◆ **Work task**
Wherever the word "JSON" appears in a line of the records, copy that line.

Data records for software interfaces:
-- -- --

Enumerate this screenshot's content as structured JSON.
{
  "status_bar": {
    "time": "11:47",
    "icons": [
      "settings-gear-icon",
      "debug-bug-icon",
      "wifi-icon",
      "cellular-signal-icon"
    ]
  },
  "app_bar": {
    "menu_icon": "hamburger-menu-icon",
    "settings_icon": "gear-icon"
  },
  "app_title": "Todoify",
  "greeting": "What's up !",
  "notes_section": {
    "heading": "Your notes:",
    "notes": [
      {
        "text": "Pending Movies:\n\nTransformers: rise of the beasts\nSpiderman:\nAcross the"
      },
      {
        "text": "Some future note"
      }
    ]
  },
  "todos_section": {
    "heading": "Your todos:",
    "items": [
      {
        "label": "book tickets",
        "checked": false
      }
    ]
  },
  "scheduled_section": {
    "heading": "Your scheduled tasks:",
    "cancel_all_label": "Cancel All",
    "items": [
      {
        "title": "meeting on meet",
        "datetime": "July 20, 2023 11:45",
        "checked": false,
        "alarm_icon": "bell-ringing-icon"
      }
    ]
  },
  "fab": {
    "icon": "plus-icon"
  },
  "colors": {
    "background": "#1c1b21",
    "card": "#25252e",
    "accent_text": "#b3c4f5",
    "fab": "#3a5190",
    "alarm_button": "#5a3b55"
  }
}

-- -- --

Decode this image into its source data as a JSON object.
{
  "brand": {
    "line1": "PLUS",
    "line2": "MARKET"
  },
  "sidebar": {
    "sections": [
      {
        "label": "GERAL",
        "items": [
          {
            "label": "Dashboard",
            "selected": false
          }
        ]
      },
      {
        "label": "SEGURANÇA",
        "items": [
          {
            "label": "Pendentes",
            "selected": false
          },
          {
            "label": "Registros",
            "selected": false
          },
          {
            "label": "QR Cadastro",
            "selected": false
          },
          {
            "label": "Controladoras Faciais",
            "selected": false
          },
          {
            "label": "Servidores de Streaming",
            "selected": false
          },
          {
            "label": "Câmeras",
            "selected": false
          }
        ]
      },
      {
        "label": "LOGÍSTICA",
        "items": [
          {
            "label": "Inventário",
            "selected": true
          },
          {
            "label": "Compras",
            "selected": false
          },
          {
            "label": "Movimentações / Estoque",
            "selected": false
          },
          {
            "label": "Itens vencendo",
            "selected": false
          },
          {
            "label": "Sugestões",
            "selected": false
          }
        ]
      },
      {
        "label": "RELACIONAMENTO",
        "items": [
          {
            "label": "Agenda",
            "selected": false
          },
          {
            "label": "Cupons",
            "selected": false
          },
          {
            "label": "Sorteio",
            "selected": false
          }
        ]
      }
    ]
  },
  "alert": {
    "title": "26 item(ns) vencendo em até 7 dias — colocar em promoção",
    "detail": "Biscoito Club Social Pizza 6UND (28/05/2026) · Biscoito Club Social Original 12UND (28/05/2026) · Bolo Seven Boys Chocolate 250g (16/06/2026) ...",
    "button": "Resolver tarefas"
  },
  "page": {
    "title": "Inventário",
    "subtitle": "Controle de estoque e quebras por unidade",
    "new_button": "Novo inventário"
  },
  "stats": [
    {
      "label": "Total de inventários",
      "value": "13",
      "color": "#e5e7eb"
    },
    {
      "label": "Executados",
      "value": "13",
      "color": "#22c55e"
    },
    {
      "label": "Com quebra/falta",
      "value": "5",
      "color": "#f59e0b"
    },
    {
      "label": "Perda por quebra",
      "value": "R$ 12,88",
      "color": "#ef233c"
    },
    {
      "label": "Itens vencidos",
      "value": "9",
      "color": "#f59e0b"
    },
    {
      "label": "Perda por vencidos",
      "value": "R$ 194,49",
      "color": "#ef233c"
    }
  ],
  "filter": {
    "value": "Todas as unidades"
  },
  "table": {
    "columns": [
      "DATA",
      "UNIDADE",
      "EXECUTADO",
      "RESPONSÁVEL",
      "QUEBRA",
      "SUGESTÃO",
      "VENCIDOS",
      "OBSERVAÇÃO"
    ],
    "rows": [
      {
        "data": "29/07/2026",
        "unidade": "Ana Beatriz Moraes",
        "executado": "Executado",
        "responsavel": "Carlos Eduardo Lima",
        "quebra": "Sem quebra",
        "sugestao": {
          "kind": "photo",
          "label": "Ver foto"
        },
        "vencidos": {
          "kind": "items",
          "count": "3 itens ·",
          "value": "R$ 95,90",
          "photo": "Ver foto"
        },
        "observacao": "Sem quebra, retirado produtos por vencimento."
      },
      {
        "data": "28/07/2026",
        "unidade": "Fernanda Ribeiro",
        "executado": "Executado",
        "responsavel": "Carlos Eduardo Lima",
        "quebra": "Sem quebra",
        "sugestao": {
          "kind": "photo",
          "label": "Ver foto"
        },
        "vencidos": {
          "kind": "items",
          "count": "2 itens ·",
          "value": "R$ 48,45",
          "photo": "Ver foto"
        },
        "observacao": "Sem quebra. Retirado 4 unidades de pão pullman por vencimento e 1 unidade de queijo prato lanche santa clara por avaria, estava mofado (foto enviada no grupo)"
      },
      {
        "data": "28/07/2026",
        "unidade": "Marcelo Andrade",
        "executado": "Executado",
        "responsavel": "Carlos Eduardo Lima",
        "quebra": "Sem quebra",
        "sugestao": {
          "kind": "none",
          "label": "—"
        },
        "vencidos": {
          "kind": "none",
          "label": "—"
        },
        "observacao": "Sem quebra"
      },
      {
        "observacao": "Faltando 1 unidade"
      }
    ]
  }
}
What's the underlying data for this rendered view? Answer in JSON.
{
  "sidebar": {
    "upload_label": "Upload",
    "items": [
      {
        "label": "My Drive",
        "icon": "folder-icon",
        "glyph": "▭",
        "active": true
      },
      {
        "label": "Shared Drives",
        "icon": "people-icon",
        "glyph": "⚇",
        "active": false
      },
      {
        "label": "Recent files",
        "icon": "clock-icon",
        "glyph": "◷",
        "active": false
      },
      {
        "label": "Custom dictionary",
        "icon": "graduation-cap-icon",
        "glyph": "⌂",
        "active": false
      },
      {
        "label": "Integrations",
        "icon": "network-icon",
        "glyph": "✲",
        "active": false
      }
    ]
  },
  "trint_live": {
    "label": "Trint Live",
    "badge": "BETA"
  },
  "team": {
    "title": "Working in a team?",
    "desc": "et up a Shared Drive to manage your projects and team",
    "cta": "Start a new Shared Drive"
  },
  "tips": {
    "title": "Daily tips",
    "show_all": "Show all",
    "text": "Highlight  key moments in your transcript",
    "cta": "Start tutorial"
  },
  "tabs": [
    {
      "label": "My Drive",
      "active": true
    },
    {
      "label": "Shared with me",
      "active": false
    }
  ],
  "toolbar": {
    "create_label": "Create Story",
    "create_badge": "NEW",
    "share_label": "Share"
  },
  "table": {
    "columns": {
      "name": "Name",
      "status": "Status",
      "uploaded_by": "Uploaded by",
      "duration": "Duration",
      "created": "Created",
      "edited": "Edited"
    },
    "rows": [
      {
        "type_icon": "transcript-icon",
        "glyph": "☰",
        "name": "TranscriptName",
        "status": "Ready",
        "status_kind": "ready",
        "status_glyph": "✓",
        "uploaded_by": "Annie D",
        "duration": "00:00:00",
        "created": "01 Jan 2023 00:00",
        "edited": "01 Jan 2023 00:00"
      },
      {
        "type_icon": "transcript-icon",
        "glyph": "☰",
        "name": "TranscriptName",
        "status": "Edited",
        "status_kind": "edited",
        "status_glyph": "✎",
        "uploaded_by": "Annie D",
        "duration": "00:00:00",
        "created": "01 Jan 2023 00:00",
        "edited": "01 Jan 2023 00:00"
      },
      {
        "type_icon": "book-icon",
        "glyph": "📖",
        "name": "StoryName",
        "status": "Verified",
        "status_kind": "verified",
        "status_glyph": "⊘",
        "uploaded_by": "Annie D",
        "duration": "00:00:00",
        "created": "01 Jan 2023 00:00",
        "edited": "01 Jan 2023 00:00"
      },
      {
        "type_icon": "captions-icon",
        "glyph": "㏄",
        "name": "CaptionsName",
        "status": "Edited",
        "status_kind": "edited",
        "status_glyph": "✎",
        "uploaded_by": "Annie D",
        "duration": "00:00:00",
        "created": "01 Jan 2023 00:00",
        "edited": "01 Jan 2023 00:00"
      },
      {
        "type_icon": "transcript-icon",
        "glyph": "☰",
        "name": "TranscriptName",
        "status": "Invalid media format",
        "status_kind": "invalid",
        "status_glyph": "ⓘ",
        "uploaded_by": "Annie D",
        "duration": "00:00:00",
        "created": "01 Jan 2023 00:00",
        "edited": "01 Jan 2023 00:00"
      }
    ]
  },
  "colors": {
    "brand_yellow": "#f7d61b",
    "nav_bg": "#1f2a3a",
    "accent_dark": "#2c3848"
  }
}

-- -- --

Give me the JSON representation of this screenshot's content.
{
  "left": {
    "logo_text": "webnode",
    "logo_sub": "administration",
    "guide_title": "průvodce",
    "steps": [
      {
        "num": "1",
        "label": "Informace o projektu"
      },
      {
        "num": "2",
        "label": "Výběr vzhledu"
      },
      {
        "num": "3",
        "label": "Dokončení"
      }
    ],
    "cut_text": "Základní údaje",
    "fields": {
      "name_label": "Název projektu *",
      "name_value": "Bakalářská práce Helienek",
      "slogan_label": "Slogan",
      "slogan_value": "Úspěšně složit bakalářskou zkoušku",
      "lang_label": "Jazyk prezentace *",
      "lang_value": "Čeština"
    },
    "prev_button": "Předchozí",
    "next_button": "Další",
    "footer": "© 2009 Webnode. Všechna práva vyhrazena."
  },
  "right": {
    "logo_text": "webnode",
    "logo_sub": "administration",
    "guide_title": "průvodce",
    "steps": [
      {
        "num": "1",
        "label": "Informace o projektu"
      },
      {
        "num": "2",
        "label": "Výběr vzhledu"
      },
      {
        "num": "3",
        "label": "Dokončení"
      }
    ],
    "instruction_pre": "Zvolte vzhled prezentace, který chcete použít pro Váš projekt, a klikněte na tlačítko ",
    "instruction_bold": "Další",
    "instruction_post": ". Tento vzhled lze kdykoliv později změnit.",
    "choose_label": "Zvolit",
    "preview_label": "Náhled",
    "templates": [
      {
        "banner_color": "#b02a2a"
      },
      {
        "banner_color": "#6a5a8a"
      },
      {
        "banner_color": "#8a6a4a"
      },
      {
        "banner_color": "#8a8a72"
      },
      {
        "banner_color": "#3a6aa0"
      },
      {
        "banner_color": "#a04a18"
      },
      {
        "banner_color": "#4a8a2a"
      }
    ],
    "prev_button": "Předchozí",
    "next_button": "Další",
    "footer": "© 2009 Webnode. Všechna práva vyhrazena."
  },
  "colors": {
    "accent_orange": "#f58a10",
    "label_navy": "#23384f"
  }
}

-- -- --

◆ **Result**
Enumerate this screenshot's content as structured JSON.
Decode this image into its source data as a JSON object.
What's the underlying data for this rendered view? Answer in JSON.
Give me the JSON representation of this screenshot's content.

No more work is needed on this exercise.